The taller ceilings of the Victorian and Edwardian properties lent themselves to grand and ornate coving and cornice designs. The property development boom has left many older properties with beautiful mouldings with a huge range of designs of cornice and coving.

Over time building movement and water damage, or simply age leads to cracking and crumbling of the plaster cornice and coving. Also refurbishment and the development of smaller units from a larger building resulted in damage and removal of the original Victorian and Edwardian plaster cornice and coving, often with ugly results. The vast majority of Victorian and Edwardian installation was by local artisans who often produced their own cornice and coving designs. This has led to particular problems of matching where the Victorian and Edwardian coving and cornice has become damaged or removed with no industry standard moulds.

Matching of Edwardian and Victorian cornice and coving can be achieved, but is expensive, with no guarantee regarding the aging of remaining cornice and coving. Where the Edwardian or Victorian coving and cornice design is ornate the mould has either to be made on site or a section cut and removed to then make the mould in the factory. The replacement coving and cornice can be made and fitted. For a simpler line design of cornice and coving a copper or wood template of the shape can be made and 'run' or dragged to recreate in situ. This of course requires an expert to produce a good finish and match to the existing cornice and coving.

So where does that leave us today? In many instances it is more practical to refurbish Victorian and Edwardian cornice and coving with replacement coving and cornice. Developments in materials has led to polyurethane cornice and coving which has every advantage other than that of a perception of traditional original material so important in listed buildings.

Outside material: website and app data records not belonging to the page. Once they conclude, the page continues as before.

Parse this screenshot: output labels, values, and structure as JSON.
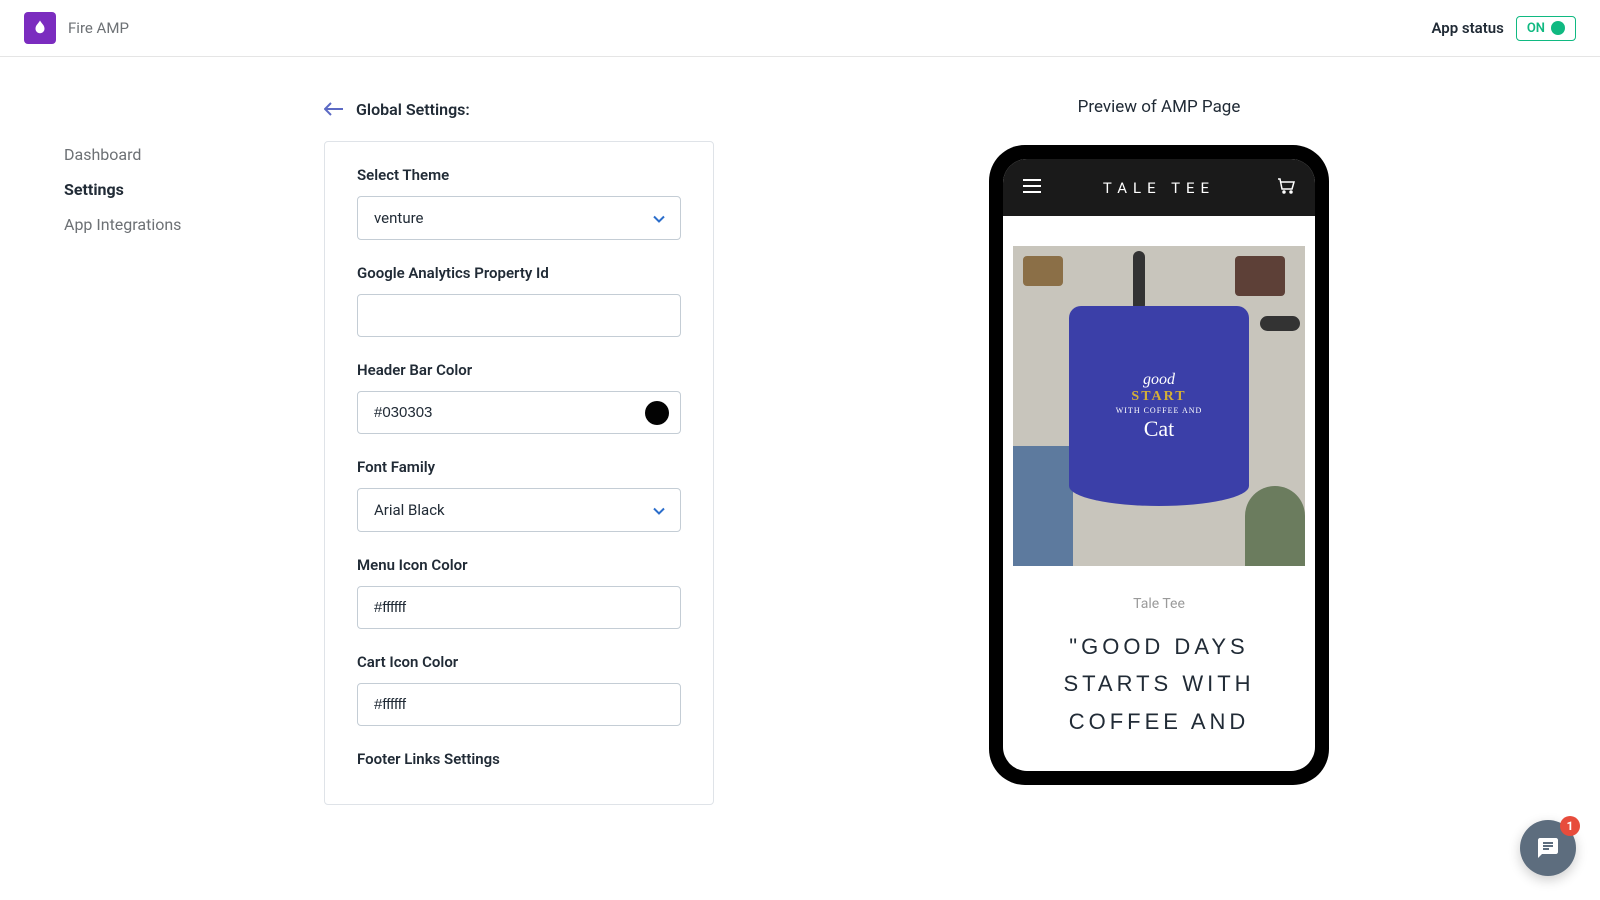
{
  "header": {
    "app_name": "Fire AMP",
    "status_label": "App status",
    "status_value": "ON"
  },
  "sidebar": {
    "items": [
      {
        "label": "Dashboard"
      },
      {
        "label": "Settings"
      },
      {
        "label": "App Integrations"
      }
    ]
  },
  "breadcrumb": {
    "title": "Global Settings:"
  },
  "form": {
    "select_theme_label": "Select Theme",
    "select_theme_value": "venture",
    "ga_label": "Google Analytics Property Id",
    "ga_value": "",
    "header_bar_color_label": "Header Bar Color",
    "header_bar_color_value": "#030303",
    "font_family_label": "Font Family",
    "font_family_value": "Arial Black",
    "menu_icon_color_label": "Menu Icon Color",
    "menu_icon_color_value": "#ffffff",
    "cart_icon_color_label": "Cart Icon Color",
    "cart_icon_color_value": "#ffffff",
    "footer_links_label": "Footer Links Settings"
  },
  "preview": {
    "title": "Preview of AMP Page",
    "brand": "TALE TEE",
    "product_brand": "Tale Tee",
    "product_title": "\"GOOD DAYS STARTS WITH COFFEE AND",
    "tshirt": {
      "line1": "good",
      "line2": "START",
      "line3": "WITH COFFEE AND",
      "line4": "Cat"
    }
  },
  "chat": {
    "badge_count": "1"
  }
}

The question is if polyurethane coving and cornice has been developed before plaster, would plaster have been taken seriously? I think not. All the advantages are listed on our master cornice and coving home page.